August 07


Guide to sustainable tourism in Italy

Italy has long occupied a top spot on the list of must-visit destinations in Europe and it’s no surprise what with the bountiful culture, cuisine and history offered. However, the negative effects of over-tourism largely impact smaller, more rural areas and historic cities like Venice. Here are some ways you can still experience the beauty of Italy while giving back to the Italian communities you visit.


So much of Italy can be discovered in environmentally friendly ways such as by foot or on two wheels. Ditch the car and planes and explore the winding cycling paths that pepper the countryside, taking you through lush vineyards, lemon groves and famous cities. 

There are also plenty of walking tours available to immerse yourself in the Italian landscape. You can meet like-minded people as you experience the peninsula on foot and take in the sights and sounds of the Mediterranean. 

Alberghi Diffusi 

Roughly translating to ‘scattered hotels’, an albergo diffuso are the most sustainable hotels in Italy and work by refurbishing empty or abandoned homes into guest rooms. These are typically no further than 150 metres away from the hotel reception and help drive tourism to Italy’s smaller destinations. 

Visitors can experience the most authentic side of Italy, alongside the warmth and charm of Italian hospitality. To qualify as an albergo diffuso, the hotel room must use an existing architecture that safeguards historical structures. 


Eco-glamping combines all the advantages of camping with the conveniences and creature comforts of a hotel in an eco-friendly setting. Glamping offers a more comfortable experience than traditional camping and is the perfect green alternative to enjoy the Italian landscape. 

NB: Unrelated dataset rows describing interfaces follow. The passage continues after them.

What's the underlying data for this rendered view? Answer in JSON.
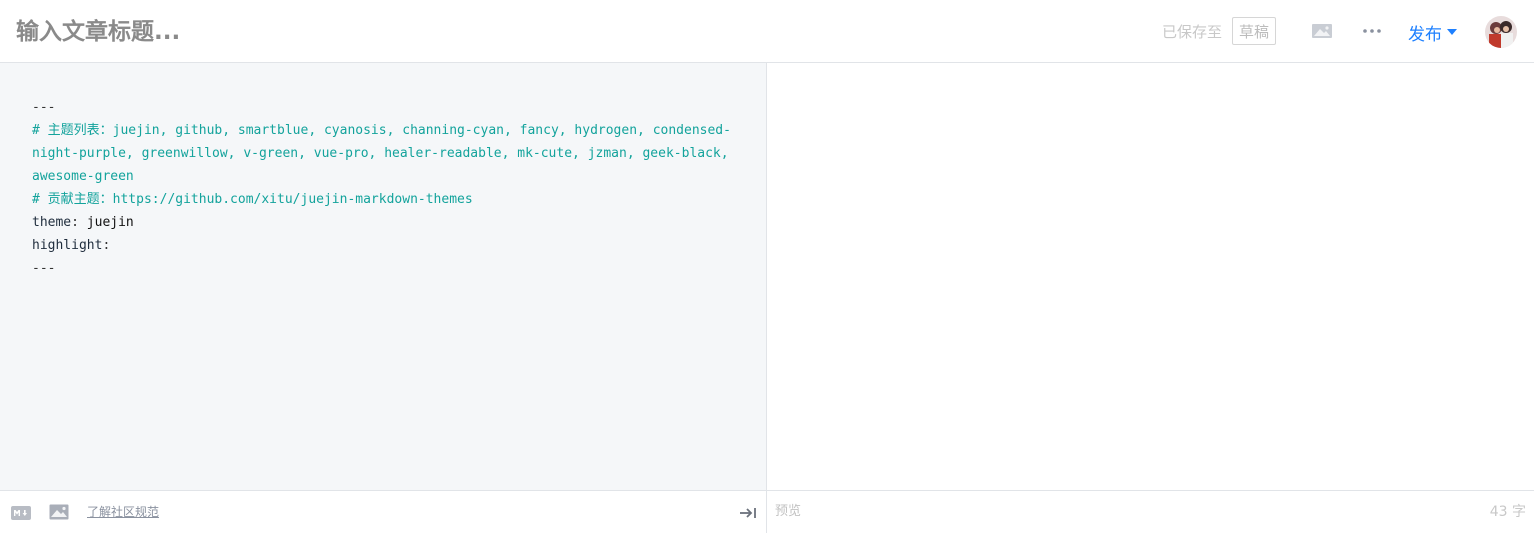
{
  "header": {
    "title_placeholder": "输入文章标题...",
    "save_status": "已保存至",
    "draft_label": "草稿",
    "publish_label": "发布",
    "image_icon": "image-icon",
    "more_icon": "more-icon"
  },
  "editor": {
    "lines": [
      {
        "parts": [
          {
            "text": "---",
            "kind": "plain"
          }
        ]
      },
      {
        "parts": [
          {
            "text": "# 主题列表：juejin, github, smartblue, cyanosis, channing-cyan, fancy, hydrogen, condensed-night-purple, greenwillow, v-green, vue-pro, healer-readable, mk-cute, jzman, geek-black, awesome-green",
            "kind": "comment"
          }
        ]
      },
      {
        "parts": [
          {
            "text": "# 贡献主题：https://github.com/xitu/juejin-markdown-themes",
            "kind": "comment"
          }
        ]
      },
      {
        "parts": [
          {
            "text": "theme",
            "kind": "key"
          },
          {
            "text": ": ",
            "kind": "plain"
          },
          {
            "text": "juejin",
            "kind": "val"
          }
        ]
      },
      {
        "parts": [
          {
            "text": "highlight",
            "kind": "key"
          },
          {
            "text": ":",
            "kind": "plain"
          }
        ]
      },
      {
        "parts": [
          {
            "text": "---",
            "kind": "plain"
          }
        ]
      }
    ]
  },
  "footer": {
    "rules_link": "了解社区规范",
    "preview_label": "预览",
    "word_count": "43 字",
    "md_icon": "markdown-icon",
    "picture_icon": "picture-icon",
    "collapse_icon": "collapse-arrow-icon"
  },
  "colors": {
    "accent": "#1e80ff",
    "comment": "#13a39c",
    "editor_bg": "#f5f7f9"
  }
}
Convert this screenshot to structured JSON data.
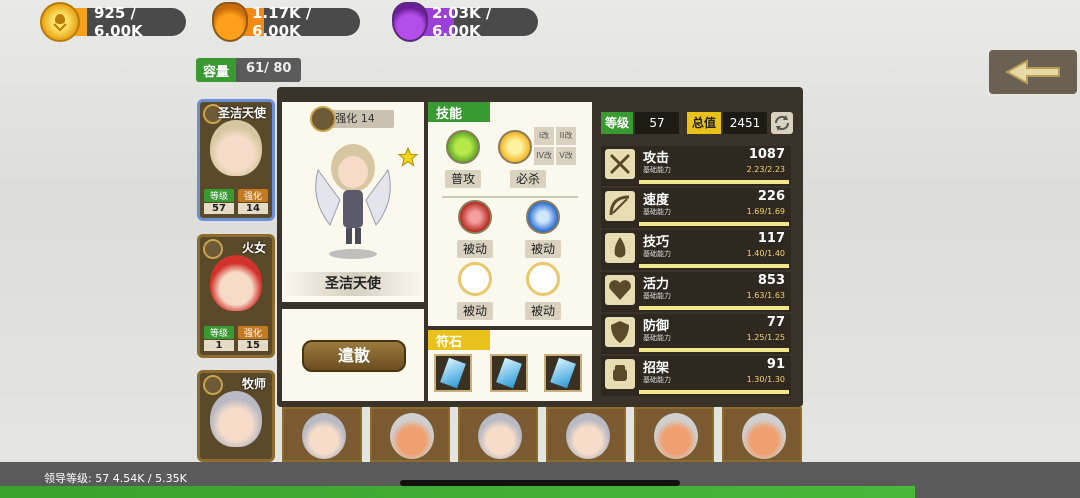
{
  "resources": [
    {
      "value": "925 / 6.00K",
      "fill": 0.15,
      "color": "#f4a21b",
      "icon": "gold-coin-icon"
    },
    {
      "value": "1.17K / 6.00K",
      "fill": 0.2,
      "color": "#f28a14",
      "icon": "orange-potion-icon"
    },
    {
      "value": "2.03K / 6.00K",
      "fill": 0.34,
      "color": "#9c3ed8",
      "icon": "purple-potion-icon"
    }
  ],
  "capacity": {
    "label": "容量",
    "value": "61/ 80"
  },
  "heroes": [
    {
      "name": "圣洁天使",
      "level_label": "等级",
      "level": "57",
      "enhance_label": "强化",
      "enhance": "14",
      "hair": "#d8c6a0"
    },
    {
      "name": "火女",
      "level_label": "等级",
      "level": "1",
      "enhance_label": "强化",
      "enhance": "15",
      "hair": "#d2322a"
    },
    {
      "name": "牧师",
      "level_label": "",
      "level": "",
      "enhance_label": "",
      "enhance": "",
      "hair": "#b9b9c4"
    }
  ],
  "detail": {
    "enhance_tag": "强化 14",
    "hero_name": "圣洁天使",
    "dismiss": "遣散",
    "skills_title": "技能",
    "skill_normal": "普攻",
    "skill_ultimate": "必杀",
    "ult_upgrades": [
      "I改",
      "II改",
      "IV改",
      "V改"
    ],
    "passive": "被动",
    "rune_title": "符石"
  },
  "summary": {
    "level_label": "等级",
    "level": "57",
    "total_label": "总值",
    "total": "2451"
  },
  "stats": [
    {
      "name": "攻击",
      "sub": "基础能力",
      "value": "1087",
      "ratio": "2.23/2.23",
      "icon": "attack-swords-icon"
    },
    {
      "name": "速度",
      "sub": "基础能力",
      "value": "226",
      "ratio": "1.69/1.69",
      "icon": "speed-bow-icon"
    },
    {
      "name": "技巧",
      "sub": "基础能力",
      "value": "117",
      "ratio": "1.40/1.40",
      "icon": "skill-flame-icon"
    },
    {
      "name": "活力",
      "sub": "基础能力",
      "value": "853",
      "ratio": "1.63/1.63",
      "icon": "vitality-heart-icon"
    },
    {
      "name": "防御",
      "sub": "基础能力",
      "value": "77",
      "ratio": "1.25/1.25",
      "icon": "defense-shield-icon"
    },
    {
      "name": "招架",
      "sub": "基础能力",
      "value": "91",
      "ratio": "1.30/1.30",
      "icon": "parry-fist-icon"
    }
  ],
  "footer": {
    "leader": "领导等级: 57  4.54K / 5.35K"
  }
}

Eco-glamping sites often use renewable energy sources such as solar and wind power and help reduce their carbon footprint. Natural, sustainable materials are primarily used for their structures, including recycled wood and bamboo. You’ll find environmentally friendly amenities such as solar showers and dry toilets in European glamping sites. 

Community-based tourism 

Community-based tourism is tourism in which local residents in rural or economically marginalised areas invite international tourists to visit their communities to discover local traditions, culture, and landscapes. Locals create opportunities to meet and share with tourists and directly benefit from the interaction while ensuring traditional values are preserved. 

There are many opportunities to partake in Italian community-based tourism. Not only will you experience the authenticity of Italian life but you’ll positively benefit the services that the community has to offer.